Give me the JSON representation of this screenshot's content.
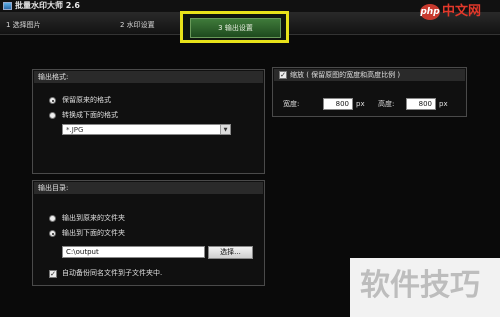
{
  "window": {
    "title": "批量水印大师 2.6"
  },
  "tabs": [
    {
      "label": "1  选择图片"
    },
    {
      "label": "2  水印设置"
    },
    {
      "label": "3  输出设置"
    }
  ],
  "output_format": {
    "title": "输出格式:",
    "option_keep": "保留原来的格式",
    "option_convert": "转换成下面的格式",
    "format_value": "*.JPG"
  },
  "output_dir": {
    "title": "输出目录:",
    "option_original": "输出到原来的文件夹",
    "option_below": "输出到下面的文件夹",
    "path_value": "C:\\output",
    "browse_label": "选择...",
    "backup_label": "自动备份同名文件到子文件夹中."
  },
  "resize": {
    "title": "缩放 ( 保留原图的宽度和高度比例 )",
    "width_label": "宽度:",
    "width_value": "800",
    "width_unit": "px",
    "height_label": "高度:",
    "height_value": "800",
    "height_unit": "px"
  },
  "watermarks": {
    "php_logo": "php",
    "php_cn": "中文网",
    "big": "软件技巧"
  },
  "colors": {
    "highlight": "#e8e21a",
    "active_tab": "#2e6a2a",
    "brand_red": "#c83a2e"
  }
}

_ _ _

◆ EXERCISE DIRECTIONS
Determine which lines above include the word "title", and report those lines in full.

◆ ANSWER BOX
    "title": "批量水印大师 2.6"
    "title": "输出格式:",
    "title": "输出目录:",
    "title": "缩放 ( 保留原图的宽度和高度比例 )",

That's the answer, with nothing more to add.